It’s a steep hike up to Westons. You could probably ride it but it was pretty clear through my reading that it’s designated walkers only. Well, walkers and horses. I guess horses are technically walkers. According to the Blairs logbook there’d been a group of 11 people plus horses who’d just come down from Westons the previous month. I could see evidence of them on the steep track – soft grassy sections churned up by the passing of many hooves. I don’t see how this is any less damaging than the passing of one or two bike riders but maybe it’s more about the spirit of the thing? Either way, I was happy to walk.
Seems that the hike up from the road on one side, and the walk in over the Bogong High Plains on the other side serve as a good filter for the clientele this hut receives. Even though it’s only accessible by foot, it was well used and very well looked after. Didn’t hurt that it had been rebuilt quite recently either, after being burned down in the 2007 bushfires.
Even has a water tap. Luxury.
Shame it was so cloudy outside. I was missing out on some great views of Mt Feathertop just across the valley.
After calling home for a quick chat (there’s Telstra reception up there), I cooked up dinner on the stove and sat down to read the logbook. Schoolkids complaining about the hard walk in.
Some of them seemed quite pragmatic though.
I had the fire going, my bag set up. It was still early, before 7pm, but I decided to bed down for the night.
And so began an amazing journey.
I wasn’t very comfortable and I kept waking up but I wasn’t bothered by the fact. I thought and I dreamed and sometimes I couldn’t tell which one I was doing. I followed my mind where it wanted to go and I had what seemed like some incredible realisations. High up there on a mountain by myself, away from the noise of a million busy heads.

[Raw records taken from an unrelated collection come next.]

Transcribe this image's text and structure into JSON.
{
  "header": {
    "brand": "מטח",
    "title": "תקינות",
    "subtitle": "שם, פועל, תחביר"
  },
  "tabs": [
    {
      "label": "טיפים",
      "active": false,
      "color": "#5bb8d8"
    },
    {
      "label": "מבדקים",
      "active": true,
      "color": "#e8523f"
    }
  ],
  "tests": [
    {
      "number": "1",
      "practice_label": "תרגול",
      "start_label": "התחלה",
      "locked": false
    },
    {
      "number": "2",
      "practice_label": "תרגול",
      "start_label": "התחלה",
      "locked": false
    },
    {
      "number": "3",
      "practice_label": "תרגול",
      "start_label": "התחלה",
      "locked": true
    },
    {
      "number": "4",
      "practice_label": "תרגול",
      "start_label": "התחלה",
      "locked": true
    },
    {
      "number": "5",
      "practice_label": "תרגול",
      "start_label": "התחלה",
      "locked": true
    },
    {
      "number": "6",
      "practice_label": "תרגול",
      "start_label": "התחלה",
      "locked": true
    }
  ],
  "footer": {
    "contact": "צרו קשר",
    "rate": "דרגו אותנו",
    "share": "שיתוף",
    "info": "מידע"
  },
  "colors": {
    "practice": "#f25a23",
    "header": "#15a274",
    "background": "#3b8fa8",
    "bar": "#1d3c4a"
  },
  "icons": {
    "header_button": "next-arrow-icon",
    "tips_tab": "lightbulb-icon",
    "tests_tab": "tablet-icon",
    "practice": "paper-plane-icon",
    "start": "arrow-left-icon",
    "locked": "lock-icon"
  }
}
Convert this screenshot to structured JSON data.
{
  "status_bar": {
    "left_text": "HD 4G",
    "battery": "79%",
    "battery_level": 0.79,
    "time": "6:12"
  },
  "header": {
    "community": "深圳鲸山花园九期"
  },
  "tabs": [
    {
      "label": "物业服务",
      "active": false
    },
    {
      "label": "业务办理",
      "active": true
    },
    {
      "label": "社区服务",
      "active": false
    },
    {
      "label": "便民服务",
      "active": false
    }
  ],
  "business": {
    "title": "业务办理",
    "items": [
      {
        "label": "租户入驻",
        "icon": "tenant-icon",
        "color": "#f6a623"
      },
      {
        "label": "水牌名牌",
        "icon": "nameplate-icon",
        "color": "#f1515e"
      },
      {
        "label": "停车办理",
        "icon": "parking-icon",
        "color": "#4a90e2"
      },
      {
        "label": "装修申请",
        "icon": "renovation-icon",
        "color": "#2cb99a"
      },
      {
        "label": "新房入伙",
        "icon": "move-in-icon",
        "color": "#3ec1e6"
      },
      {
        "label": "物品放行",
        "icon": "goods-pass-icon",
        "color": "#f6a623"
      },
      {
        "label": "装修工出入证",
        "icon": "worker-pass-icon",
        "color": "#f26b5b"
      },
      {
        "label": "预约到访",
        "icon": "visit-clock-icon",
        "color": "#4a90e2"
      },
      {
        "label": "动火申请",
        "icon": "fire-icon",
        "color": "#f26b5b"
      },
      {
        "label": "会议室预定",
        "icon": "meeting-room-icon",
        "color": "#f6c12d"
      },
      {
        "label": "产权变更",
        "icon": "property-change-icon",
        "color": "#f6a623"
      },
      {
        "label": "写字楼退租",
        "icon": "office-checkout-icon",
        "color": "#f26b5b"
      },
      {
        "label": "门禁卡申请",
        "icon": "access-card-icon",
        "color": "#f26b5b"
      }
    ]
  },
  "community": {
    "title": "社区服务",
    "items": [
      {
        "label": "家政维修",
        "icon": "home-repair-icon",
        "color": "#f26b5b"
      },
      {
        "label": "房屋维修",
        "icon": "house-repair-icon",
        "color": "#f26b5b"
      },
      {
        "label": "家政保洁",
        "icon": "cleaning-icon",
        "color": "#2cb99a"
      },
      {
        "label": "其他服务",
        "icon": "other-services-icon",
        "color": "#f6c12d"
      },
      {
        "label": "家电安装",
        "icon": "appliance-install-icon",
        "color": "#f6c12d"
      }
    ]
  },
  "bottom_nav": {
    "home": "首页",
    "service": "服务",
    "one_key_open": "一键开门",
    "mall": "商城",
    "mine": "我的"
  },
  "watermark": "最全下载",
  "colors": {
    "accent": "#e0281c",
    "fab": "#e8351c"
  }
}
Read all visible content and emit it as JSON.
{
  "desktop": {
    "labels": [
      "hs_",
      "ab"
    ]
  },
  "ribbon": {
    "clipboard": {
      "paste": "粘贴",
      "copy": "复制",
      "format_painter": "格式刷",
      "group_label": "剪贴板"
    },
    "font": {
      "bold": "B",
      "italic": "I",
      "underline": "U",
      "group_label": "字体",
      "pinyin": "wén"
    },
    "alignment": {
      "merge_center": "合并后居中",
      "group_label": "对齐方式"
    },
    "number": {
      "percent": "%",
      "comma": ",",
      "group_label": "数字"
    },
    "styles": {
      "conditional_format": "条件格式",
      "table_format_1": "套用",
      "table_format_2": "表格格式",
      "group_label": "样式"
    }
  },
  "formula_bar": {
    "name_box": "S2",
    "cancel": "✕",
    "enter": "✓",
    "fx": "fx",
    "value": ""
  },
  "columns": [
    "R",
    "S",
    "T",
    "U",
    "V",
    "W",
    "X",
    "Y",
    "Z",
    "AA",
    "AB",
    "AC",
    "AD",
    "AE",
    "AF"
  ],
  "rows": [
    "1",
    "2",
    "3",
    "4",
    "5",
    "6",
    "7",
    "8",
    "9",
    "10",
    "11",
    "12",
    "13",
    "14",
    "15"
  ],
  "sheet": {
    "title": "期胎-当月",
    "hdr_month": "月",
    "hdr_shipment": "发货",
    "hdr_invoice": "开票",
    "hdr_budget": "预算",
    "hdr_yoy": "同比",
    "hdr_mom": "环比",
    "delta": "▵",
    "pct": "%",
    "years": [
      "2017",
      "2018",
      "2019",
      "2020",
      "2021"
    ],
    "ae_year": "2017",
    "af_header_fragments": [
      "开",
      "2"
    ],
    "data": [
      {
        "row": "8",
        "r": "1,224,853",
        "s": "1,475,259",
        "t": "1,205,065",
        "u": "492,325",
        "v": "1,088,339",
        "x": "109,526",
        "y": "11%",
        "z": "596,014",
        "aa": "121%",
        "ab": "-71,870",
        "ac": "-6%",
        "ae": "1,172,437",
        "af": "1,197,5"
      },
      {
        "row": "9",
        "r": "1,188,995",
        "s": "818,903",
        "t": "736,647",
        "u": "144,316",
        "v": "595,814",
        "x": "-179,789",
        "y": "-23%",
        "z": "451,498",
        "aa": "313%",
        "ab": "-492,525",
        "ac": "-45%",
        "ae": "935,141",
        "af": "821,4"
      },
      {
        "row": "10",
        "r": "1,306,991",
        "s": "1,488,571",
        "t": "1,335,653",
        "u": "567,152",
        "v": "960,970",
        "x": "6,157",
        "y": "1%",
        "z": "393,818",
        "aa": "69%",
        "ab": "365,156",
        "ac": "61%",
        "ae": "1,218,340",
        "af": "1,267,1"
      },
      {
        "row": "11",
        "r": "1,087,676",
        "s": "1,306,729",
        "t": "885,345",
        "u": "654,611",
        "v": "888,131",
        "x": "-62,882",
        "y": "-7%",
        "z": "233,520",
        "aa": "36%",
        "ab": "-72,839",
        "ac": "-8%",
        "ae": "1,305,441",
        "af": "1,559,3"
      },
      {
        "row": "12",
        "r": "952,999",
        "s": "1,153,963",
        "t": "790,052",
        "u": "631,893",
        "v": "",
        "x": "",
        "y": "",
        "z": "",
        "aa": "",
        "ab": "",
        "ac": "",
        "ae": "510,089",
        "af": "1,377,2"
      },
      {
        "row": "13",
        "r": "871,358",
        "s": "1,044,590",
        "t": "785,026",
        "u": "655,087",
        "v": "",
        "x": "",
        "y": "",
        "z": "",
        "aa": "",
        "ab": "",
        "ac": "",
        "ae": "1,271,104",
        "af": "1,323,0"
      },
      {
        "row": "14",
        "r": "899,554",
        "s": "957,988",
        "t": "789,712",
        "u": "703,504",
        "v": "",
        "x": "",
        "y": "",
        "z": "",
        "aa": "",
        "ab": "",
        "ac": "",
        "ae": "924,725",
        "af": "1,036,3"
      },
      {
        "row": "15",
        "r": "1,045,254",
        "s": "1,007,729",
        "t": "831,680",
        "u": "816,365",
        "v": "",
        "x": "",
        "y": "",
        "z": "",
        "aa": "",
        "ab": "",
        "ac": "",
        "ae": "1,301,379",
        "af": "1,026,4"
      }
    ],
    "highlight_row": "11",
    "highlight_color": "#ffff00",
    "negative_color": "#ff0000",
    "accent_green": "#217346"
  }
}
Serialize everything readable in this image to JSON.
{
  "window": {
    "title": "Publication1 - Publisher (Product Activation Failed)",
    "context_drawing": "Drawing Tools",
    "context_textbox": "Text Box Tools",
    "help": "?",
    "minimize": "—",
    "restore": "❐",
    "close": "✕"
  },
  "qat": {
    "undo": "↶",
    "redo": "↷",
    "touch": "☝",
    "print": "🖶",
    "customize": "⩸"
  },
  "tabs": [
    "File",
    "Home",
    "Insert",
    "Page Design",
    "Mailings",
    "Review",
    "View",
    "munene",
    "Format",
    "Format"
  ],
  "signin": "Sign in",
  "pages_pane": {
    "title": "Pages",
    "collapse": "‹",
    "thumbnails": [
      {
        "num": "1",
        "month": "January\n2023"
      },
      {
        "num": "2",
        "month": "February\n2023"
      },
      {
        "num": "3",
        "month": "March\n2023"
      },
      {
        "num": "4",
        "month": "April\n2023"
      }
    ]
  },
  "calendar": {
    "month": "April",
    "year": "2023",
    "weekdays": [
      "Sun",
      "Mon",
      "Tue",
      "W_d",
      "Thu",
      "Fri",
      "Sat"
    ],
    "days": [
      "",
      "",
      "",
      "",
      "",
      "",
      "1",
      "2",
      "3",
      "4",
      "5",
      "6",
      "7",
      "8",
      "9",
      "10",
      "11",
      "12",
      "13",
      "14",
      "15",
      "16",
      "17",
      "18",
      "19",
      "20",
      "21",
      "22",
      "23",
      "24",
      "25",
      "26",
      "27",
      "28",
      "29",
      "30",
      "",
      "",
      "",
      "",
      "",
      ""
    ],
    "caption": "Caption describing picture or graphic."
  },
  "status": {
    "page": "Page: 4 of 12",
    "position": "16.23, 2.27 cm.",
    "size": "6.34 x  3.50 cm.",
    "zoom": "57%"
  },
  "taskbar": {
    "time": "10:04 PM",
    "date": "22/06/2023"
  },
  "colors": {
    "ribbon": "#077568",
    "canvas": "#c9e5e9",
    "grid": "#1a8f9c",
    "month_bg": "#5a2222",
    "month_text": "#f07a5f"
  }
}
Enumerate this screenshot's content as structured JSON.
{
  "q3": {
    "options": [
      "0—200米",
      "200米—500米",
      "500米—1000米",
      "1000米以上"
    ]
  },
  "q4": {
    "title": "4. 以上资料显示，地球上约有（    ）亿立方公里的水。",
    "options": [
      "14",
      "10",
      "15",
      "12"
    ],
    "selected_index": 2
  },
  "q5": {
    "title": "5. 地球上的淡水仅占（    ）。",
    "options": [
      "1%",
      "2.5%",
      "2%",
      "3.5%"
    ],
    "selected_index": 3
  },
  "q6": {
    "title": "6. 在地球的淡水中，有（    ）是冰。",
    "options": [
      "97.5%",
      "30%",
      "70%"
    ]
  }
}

I took out my mind, placed it before me in the hut and watched it work. Over and again. Sleeping, waking. Thinking, dreaming. What’s the difference?
The night went on forever and I was in no hurry. Up there alone. A man on top of a mountain, lying down in the dark and dreaming revelations of connectedness.
I saw the faint outline of a daylit window.
Twelve hours had passed.